ACRES doesn’t have an autoclave machine, either. An autoclave machine uses pressurised hot steam to sterilise equipment. In a medical setting, it is typically used to prepare equipment for surgery (though most hospitals today use single-use instruments, a practice which, in the long run, is more expensive than owning an autoclave machine). Because they don’t have an autoclave machine, Dr Venisri cannot perform sterile surgery—typically more complex procedures—on animals.
“We can only hold small-scale ones,” she says regretfully. “So even if I read up on a certain surgical method [that can help the animal], we can’t do it.”
“All these things play a huge impact on how much we can do. If we had an advanced clinic we can do way more. We can build specific enclosures for specific types of birds. We can surgically fix things that can’t be done now.”
“Knowing that I cannot do [all these things] I feel … it saddens me and it makes me feel like crap. Like I can do so much more [for the animals], given the opportunity. But I cannot.”
Yet this is still not enough for some. For a select group of people, there are no grey areas; no human should be allowed to conduct euthanasia.
“They say we’re not god. We shouldn’t decide the fate of an animal,” Dr Venisri laughs helplessly.
Other people, thinking of themselves as compassionate, offer to adopt an injured animal. As you’ll recall, keeping wild animals in captivity is a terrible idea that can literally cause its death.
Even for wild animals that are able to survive (note that I’m using the word ‘survive’, not ‘thrive’) in captivity, they will inevitably develop health problems eventually.
So they bring it home, thinking they can take care of the liddle floofy things they have already named. They feed the animal at regular intervals, but this prevents it from learning how to find food in the wild. So when the animal grows up and loses it baby-faced charm, people lose interest in it and release it at the nearest forested area, where the animal is going to starve to death.

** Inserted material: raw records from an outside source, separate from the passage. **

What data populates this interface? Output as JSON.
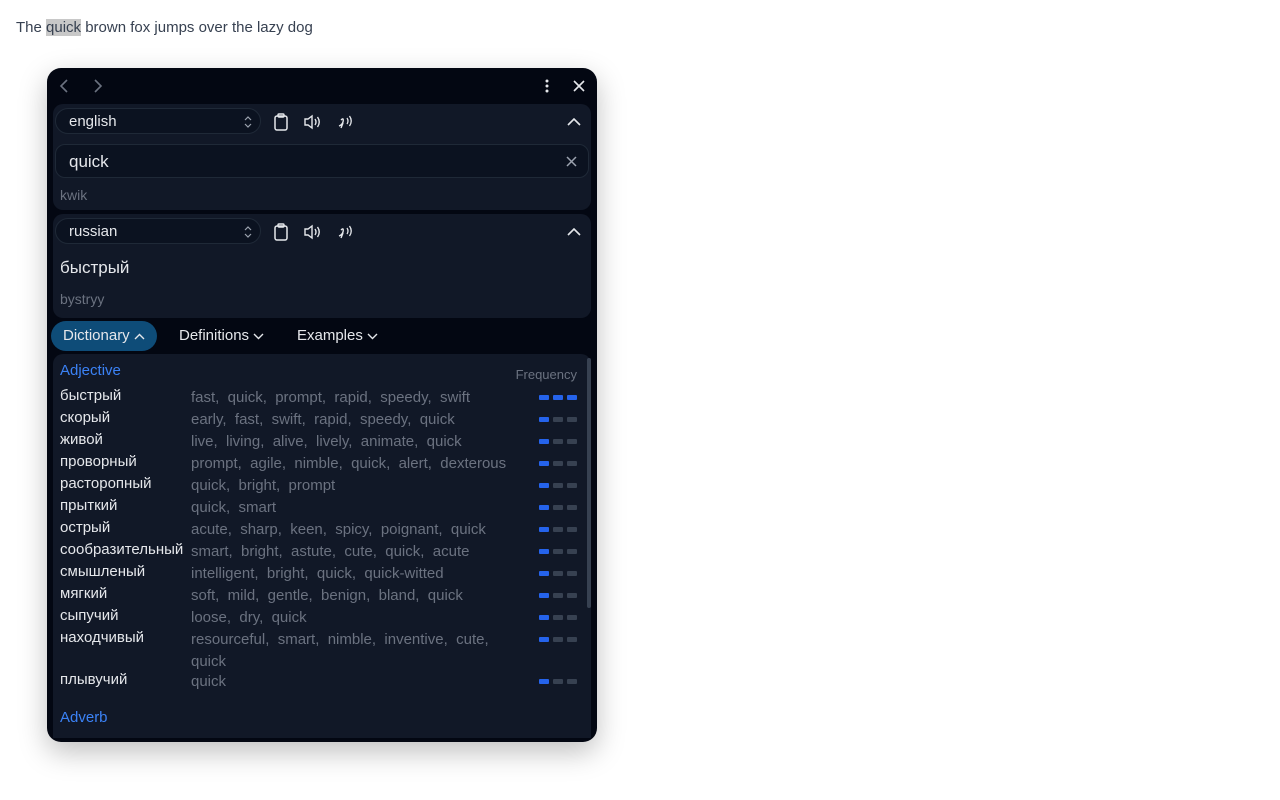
{
  "page": {
    "sentence_before": "The ",
    "highlighted_word": "quick",
    "sentence_after": " brown fox jumps over the lazy dog"
  },
  "popup": {
    "source": {
      "language": "english",
      "text": "quick",
      "transliteration": "kwik"
    },
    "target": {
      "language": "russian",
      "text": "быстрый",
      "transliteration": "bystryy"
    },
    "tabs": [
      {
        "label": "Dictionary",
        "active": true
      },
      {
        "label": "Definitions",
        "active": false
      },
      {
        "label": "Examples",
        "active": false
      }
    ],
    "dictionary": {
      "frequency_label": "Frequency",
      "sections": [
        {
          "pos": "Adjective",
          "entries": [
            {
              "word": "быстрый",
              "synonyms": "fast,  quick,  prompt,  rapid,  speedy,  swift",
              "frequency": 3
            },
            {
              "word": "скорый",
              "synonyms": "early,  fast,  swift,  rapid,  speedy,  quick",
              "frequency": 1
            },
            {
              "word": "живой",
              "synonyms": "live,  living,  alive,  lively,  animate,  quick",
              "frequency": 1
            },
            {
              "word": "проворный",
              "synonyms": "prompt,  agile,  nimble,  quick,  alert,  dexterous",
              "frequency": 1
            },
            {
              "word": "расторопный",
              "synonyms": "quick,  bright,  prompt",
              "frequency": 1
            },
            {
              "word": "прыткий",
              "synonyms": "quick,  smart",
              "frequency": 1
            },
            {
              "word": "острый",
              "synonyms": "acute,  sharp,  keen,  spicy,  poignant,  quick",
              "frequency": 1
            },
            {
              "word": "сообразительный",
              "synonyms": "smart,  bright,  astute,  cute,  quick,  acute",
              "frequency": 1
            },
            {
              "word": "смышленый",
              "synonyms": "intelligent,  bright,  quick,  quick-witted",
              "frequency": 1
            },
            {
              "word": "мягкий",
              "synonyms": "soft,  mild,  gentle,  benign,  bland,  quick",
              "frequency": 1
            },
            {
              "word": "сыпучий",
              "synonyms": "loose,  dry,  quick",
              "frequency": 1
            },
            {
              "word": "находчивый",
              "synonyms": "resourceful,  smart,  nimble,  inventive,  cute,  quick",
              "frequency": 1
            },
            {
              "word": "плывучий",
              "synonyms": "quick",
              "frequency": 1
            }
          ]
        },
        {
          "pos": "Adverb",
          "entries": []
        }
      ]
    }
  },
  "colors": {
    "accent": "#3b82f6",
    "freq_on": "#2563eb",
    "freq_off": "#374151",
    "active_tab": "#0e4c78"
  }
}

Slowly.
Or people bring the animal back to ACRES when they finally admit they have no idea what they’re doing.
“By the time people bring the animal to us there’s usually a lot of issues. Their nails are overgrown, it comes in with metabolic bone disease, it comes in with hypoglycaemia … Wild animals have very specific needs. People need to understand it’s not the same as looking after domestic animals,” Dr Venisri sighs.

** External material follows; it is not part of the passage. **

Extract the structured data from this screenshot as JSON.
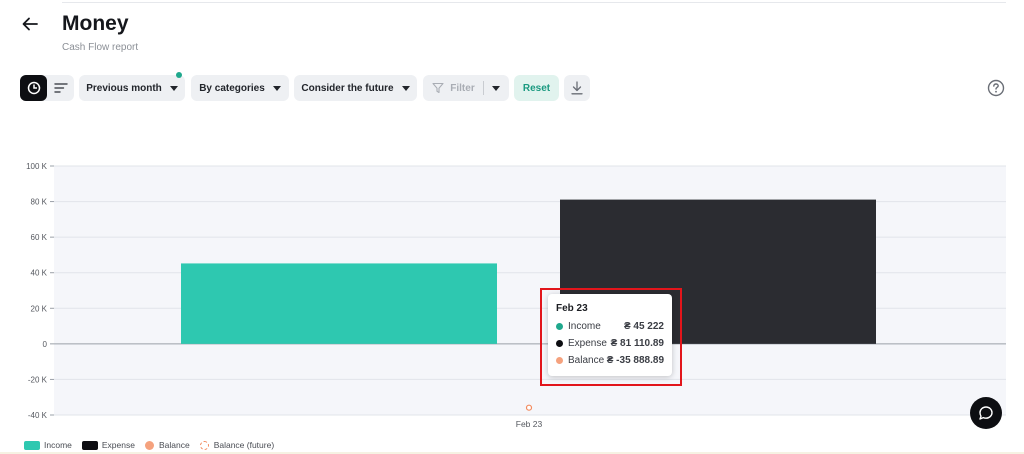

And, yes, sometimes the issues are so severe that euthanasia has to be conducted on the animal. Because some kind soul wanted to save it from ACRES in the first place.
Pause for dramatic irony. Again.
This problem boils down to selfishness, essentially. In Dr Venisri’s words:
“They don’t understand a wild animal is supposed to be wild regardless of what you want. You don’t put your needs before the animals’ needs. Always the animals’ needs first. Not ours.”
Yet the negative perception of ACRES persists.
Part of it is a PR problem, Kalai admits. Dr Venisri says, “of all the animals we actually help, the ones that get the negative feedback from people are the 2 that had be euthanised. [No one pays attention to] the 20 we’re trying to help.”
It’s easy to post nasty Facebook comments on ACRES’s page when you don’t understand what they do. It’s easy to call ACRES’s animal rescue hotline and hurl abuse at their staff and volunteers—a too-frequent occurrence, Kalai reveals—when you mistakenly think they have a cavalier attitude towards euthanising animals.
It’s not easy to help the wildlife in Singapore. It’s not easy to do the job that ACRES does.
Even though with each euthanasia process Dr Venisri is forced to conduct, her technical skills improve and she gets more familiar with the anatomy and physiology of various animals, “the emotional side …” she starts saying.
There is a very long pause. At my feet, Sunshine, one of the dogs that live on the ACRES compound, shifts lazily, stirring a mound of dust.
“It never gets easier. To see an animal that is dying, in pain, bleeding, it never gets easier.”